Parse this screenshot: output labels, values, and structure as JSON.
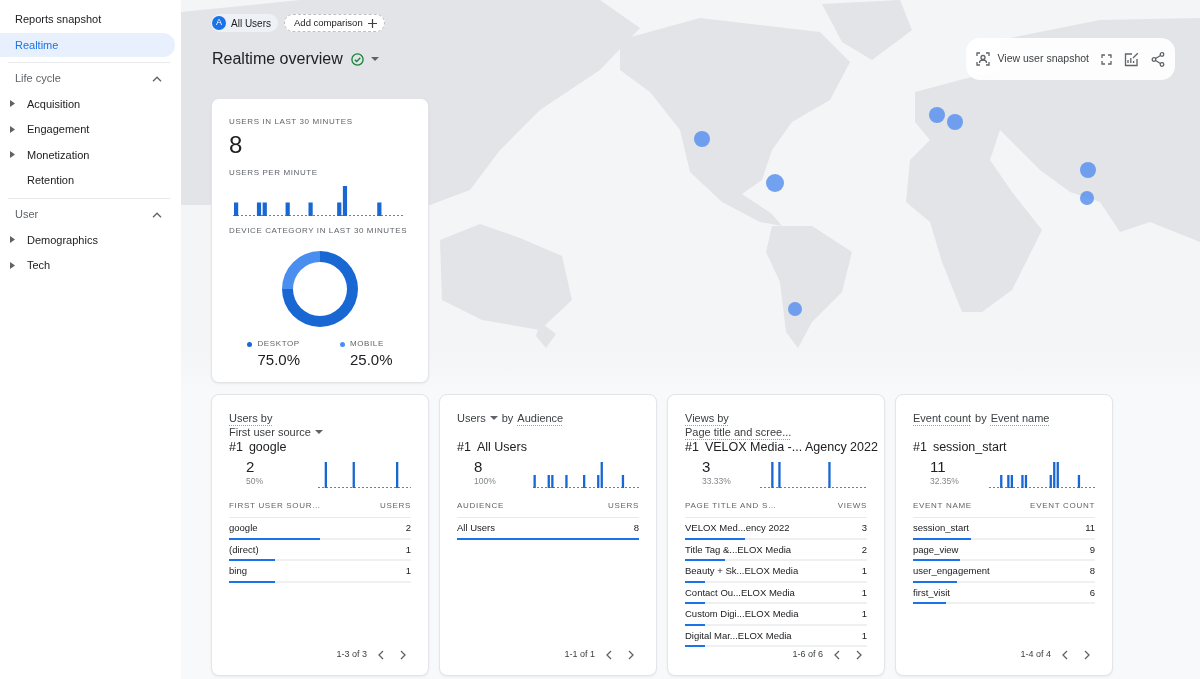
{
  "sidebar": {
    "items": [
      {
        "label": "Reports snapshot",
        "selected": false
      },
      {
        "label": "Realtime",
        "selected": true
      }
    ],
    "sections": [
      {
        "title": "Life cycle",
        "expanded": true,
        "items": [
          {
            "kind": "group",
            "label": "Acquisition"
          },
          {
            "kind": "group",
            "label": "Engagement"
          },
          {
            "kind": "group",
            "label": "Monetization"
          },
          {
            "kind": "page",
            "label": "Retention"
          }
        ]
      },
      {
        "title": "User",
        "expanded": true,
        "items": [
          {
            "kind": "group",
            "label": "Demographics"
          },
          {
            "kind": "group",
            "label": "Tech"
          }
        ]
      }
    ]
  },
  "comparisons": {
    "audience": {
      "initial": "A",
      "label": "All Users"
    },
    "add_button": "Add comparison"
  },
  "page_title": "Realtime overview",
  "toolbar": {
    "snapshot_button": "View user snapshot"
  },
  "summary_card": {
    "users_label": "USERS IN LAST 30 MINUTES",
    "users_value": "8",
    "per_minute_label": "USERS PER MINUTE",
    "device_label": "DEVICE CATEGORY IN LAST 30 MINUTES",
    "chart_data": {
      "type": "donut",
      "categories": [
        "DESKTOP",
        "MOBILE"
      ],
      "values": [
        75,
        25
      ],
      "colors": [
        "#1967d2",
        "#4a8ff0"
      ]
    },
    "device_shares": [
      "75.0%",
      "25.0%"
    ]
  },
  "cards": [
    {
      "title_lines": [
        [
          {
            "kind": "link",
            "text": "Users by"
          }
        ],
        [
          {
            "kind": "dropdown",
            "text": "First user source"
          }
        ]
      ],
      "rank": "#1",
      "top_item": "google",
      "value": "2",
      "share": "50%",
      "columns": [
        "FIRST USER SOUR…",
        "USERS"
      ],
      "rows": [
        {
          "label": "google",
          "value": "2",
          "level": 0.5
        },
        {
          "label": "(direct)",
          "value": "1",
          "level": 0.25
        },
        {
          "label": "bing",
          "value": "1",
          "level": 0.25
        }
      ],
      "pagination": "1-3 of 3"
    },
    {
      "title_lines": [
        [
          {
            "kind": "dropdown",
            "text": "Users"
          },
          {
            "kind": "plain",
            "text": "by"
          },
          {
            "kind": "link",
            "text": "Audience"
          }
        ]
      ],
      "rank": "#1",
      "top_item": "All Users",
      "value": "8",
      "share": "100%",
      "columns": [
        "AUDIENCE",
        "USERS"
      ],
      "rows": [
        {
          "label": "All Users",
          "value": "8",
          "level": 1
        }
      ],
      "pagination": "1-1 of 1"
    },
    {
      "title_lines": [
        [
          {
            "kind": "link",
            "text": "Views by"
          }
        ],
        [
          {
            "kind": "link",
            "text": "Page title and scree..."
          }
        ]
      ],
      "rank": "#1",
      "top_item": "VELOX Media -... Agency 2022",
      "value": "3",
      "share": "33.33%",
      "columns": [
        "PAGE TITLE AND S…",
        "VIEWS"
      ],
      "rows": [
        {
          "label": "VELOX Med...ency 2022",
          "value": "3",
          "level": 0.33
        },
        {
          "label": "Title Tag &...ELOX Media",
          "value": "2",
          "level": 0.22
        },
        {
          "label": "Beauty + Sk...ELOX Media",
          "value": "1",
          "level": 0.11
        },
        {
          "label": "Contact Ou...ELOX Media",
          "value": "1",
          "level": 0.11
        },
        {
          "label": "Custom Digi...ELOX Media",
          "value": "1",
          "level": 0.11
        },
        {
          "label": "Digital Mar...ELOX Media",
          "value": "1",
          "level": 0.11
        }
      ],
      "pagination": "1-6 of 6"
    },
    {
      "title_lines": [
        [
          {
            "kind": "link",
            "text": "Event count"
          },
          {
            "kind": "plain",
            "text": "by"
          },
          {
            "kind": "link",
            "text": "Event name"
          }
        ]
      ],
      "rank": "#1",
      "top_item": "session_start",
      "value": "11",
      "share": "32.35%",
      "columns": [
        "EVENT NAME",
        "EVENT COUNT"
      ],
      "rows": [
        {
          "label": "session_start",
          "value": "11",
          "level": 0.32
        },
        {
          "label": "page_view",
          "value": "9",
          "level": 0.26
        },
        {
          "label": "user_engagement",
          "value": "8",
          "level": 0.24
        },
        {
          "label": "first_visit",
          "value": "6",
          "level": 0.18
        }
      ],
      "pagination": "1-4 of 4"
    }
  ]
}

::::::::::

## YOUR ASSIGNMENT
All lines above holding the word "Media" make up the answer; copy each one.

## EXERCISE ANSWER
      "top_item": "VELOX Media -... Agency 2022",
          "label": "Title Tag &...ELOX Media",
          "label": "Beauty + Sk...ELOX Media",
          "label": "Contact Ou...ELOX Media",
          "label": "Custom Digi...ELOX Media",
          "label": "Digital Mar...ELOX Media",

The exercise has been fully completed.